Thu. Oct 17th, 2019

Hankering for History

Hanker: To have a strong, often restless desire, in this case for–you guessed it–history!

Junius Brutus Booth & John Wilkes Booth – Genetically Predisposed to Assassinate?

3 min read

It is not odd to hear about generations of a family working in the same line of business. Centuries ago, it was very common for a father to pass on his skill set to his son. If one’s father was a blacksmith by trade, there was a good chance that the child would also be a blacksmith. Even today, there are still many sons that take after their fathers.

One of the most prominent examples in recent years is the Bush family. In the last twenty-five years, there have been two members of the Bush family that served as President of the United States of America.

Both Bush PresidentsOn January 20, 1989, George H.W. Bush was sworn in as president, and he served America for one term. Just twelve years later, another Bush would become the Commander and Chief. On January 20, 2001, George W. Bush, son of George H.W. Bush, took the Presidential Oath of Office and served two terms.

Another father and son duo that shared a similar profession was Junius Brutus Booth (father) and John Wilkes Booth (son). Both men were actors. What makes both members of the Booth family interesting is not only that they were passionate about acting, but another affinity they shared.

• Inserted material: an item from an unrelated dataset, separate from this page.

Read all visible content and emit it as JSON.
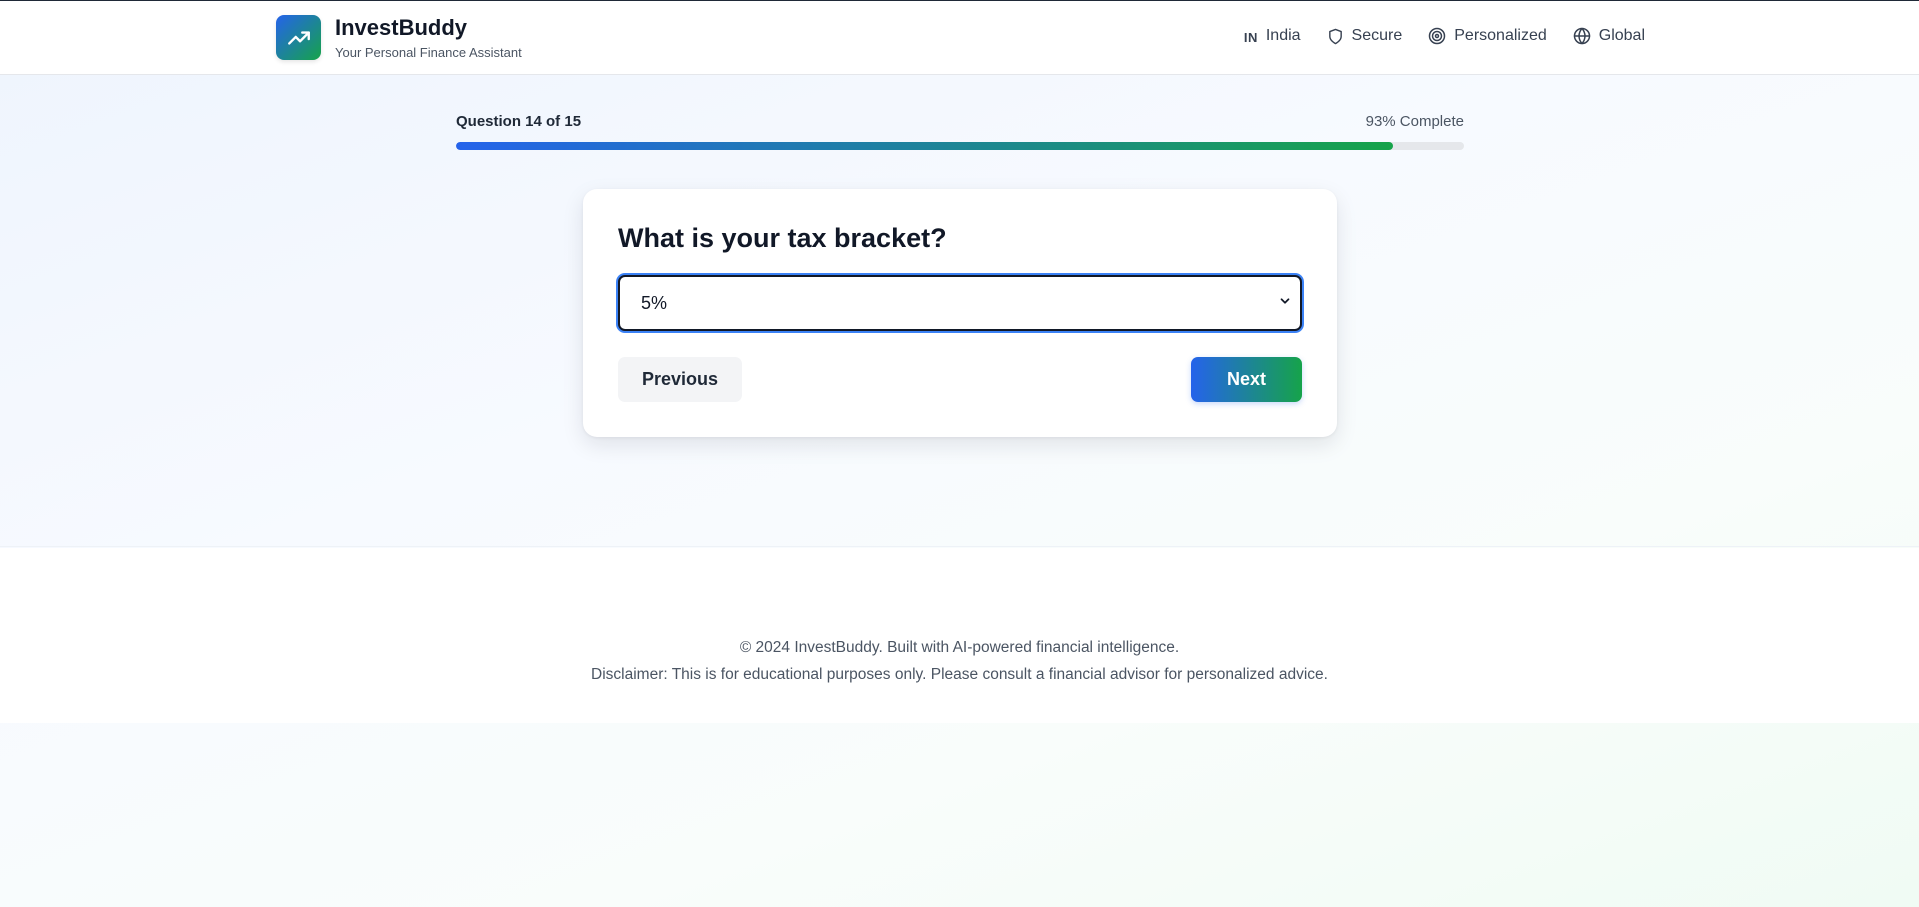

Junius Brutus Booth
Junius Brutus Booth

This affinity was wanting to cause harm to the President of the United States. It is true; Junius and John Booth both had the desire to assassinate the acting president of their times, but only one of them carried out this deed. As we know, John Wilkes Booth was successful, and on April 15, 1865, he assassinated President Abraham Lincoln. What you may not know–and I just learned–was that when Andrew Jackson was president, Junius Brutus Booth wrote a letter to President Jackson. In this letter, one particular line stands out:

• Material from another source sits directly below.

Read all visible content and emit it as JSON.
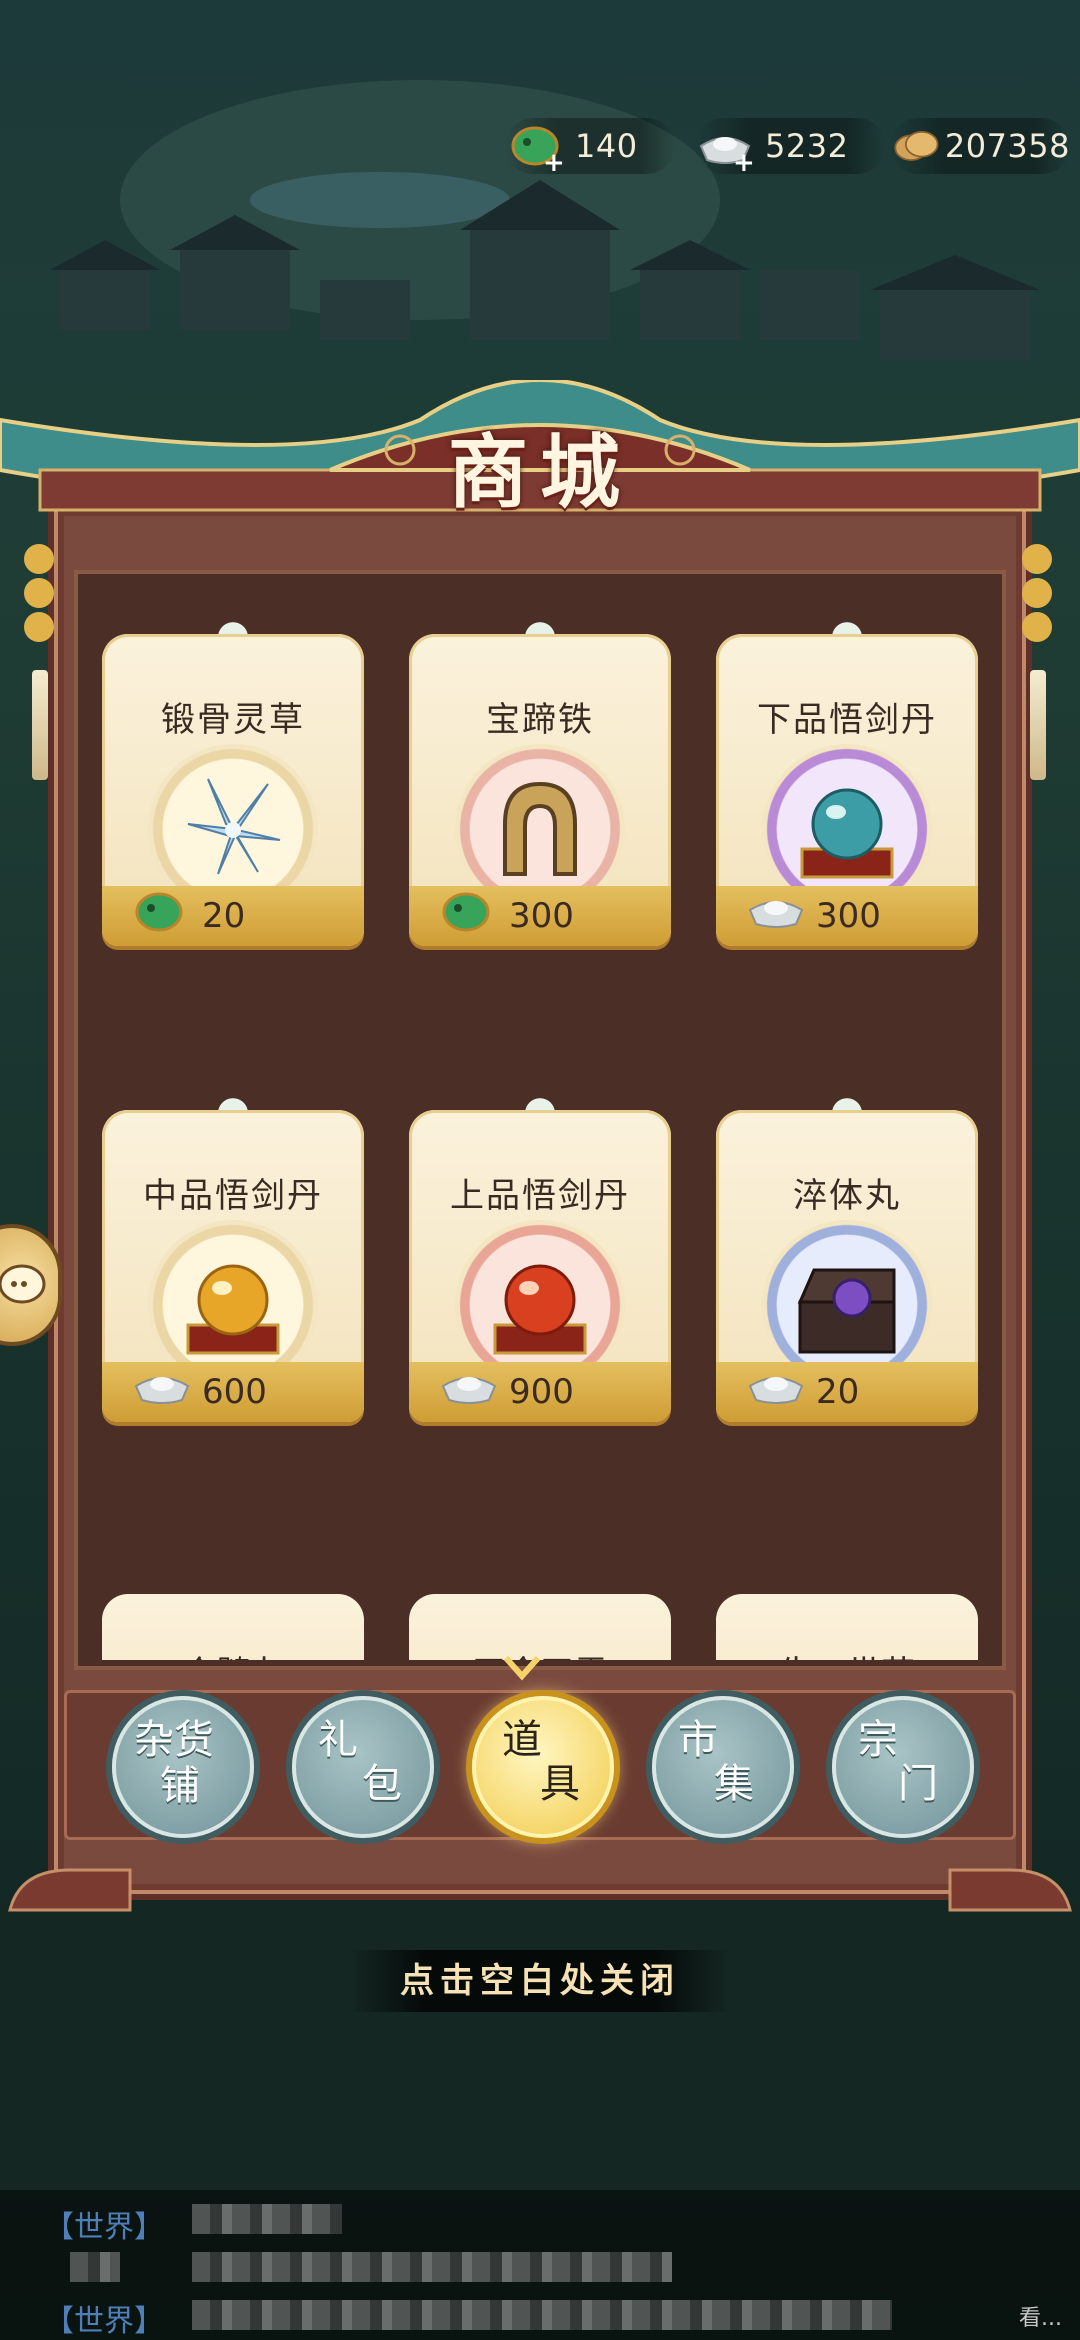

I will cut your throat whilst you are sleeping.

I don’t think that anyone can dispute the intentions of the letter. It was clearly written as a threat, a threat to assassinate the president. In the letter, Booth refers to Andrew Jackson as,

You damn’d old Scoundrel

and threatens that if he doesn’t comply with his wishes, that he will be

…burnt at the stake…

A picture of the letter is below. If you want to click on it, you can zoom in on it up and read the entire letter for yourself. It is short, simple, and to the point.

How crazy is it that both father and son were actors and wanted to bring untimely demise to a serving President of the United States? Even odder–and this may blow your mind–Edwin Booth, also an actor and son of Junius and brother of John, is credited for saving the life of Abraham Lincoln’s son, Robert Lincoln.

Yes, the son of the man John Wilkes Booth killed, was saved by John’s brother…

Edwin Booth saved Robert mere months before his brother carried out President Lincoln’s assassination, and at the time of the event, Edwin had no idea who it was he had saved.

In 1909, Robert Lincoln wrote a letter to the editor of The Century Magazine. The following account comes from that letter:

The incident occurred while a group of passengers were late at night purchasing their sleeping car places from the conductor who stood on the station platform at the entrance of the car. The platform was about the height of the car floor, and there was of course a narrow space between the platform and the car body. There was some crowding, and I happened to be pressed by it against the car body while waiting my turn. In this situation the train began to move, and by the motion I was twisted off my feet, and had dropped somewhat, with feet downward, into the open space, and was personally helpless, when my coat collar was vigorously seized and I was quickly pulled up and out to a secure footing on the platform. Upon turning to thank my rescuer I saw it was Edwin Booth, whose face was of course well known to me, and I expressed my gratitude to him, and in doing so, called him by name.

L-to-R: Booth's sons, John, Edwin and Junius, Jr.
L-to-R: Booth’s sons, John, Edwin and Junius, Jr.

So the lesson is: if you have a crazy father and a crazy brother, there may be hope for you yet.

Leave a Reply

Your email address will not be published. Required fields are marked *

This site uses Akismet to reduce spam. Learn how your comment data is processed.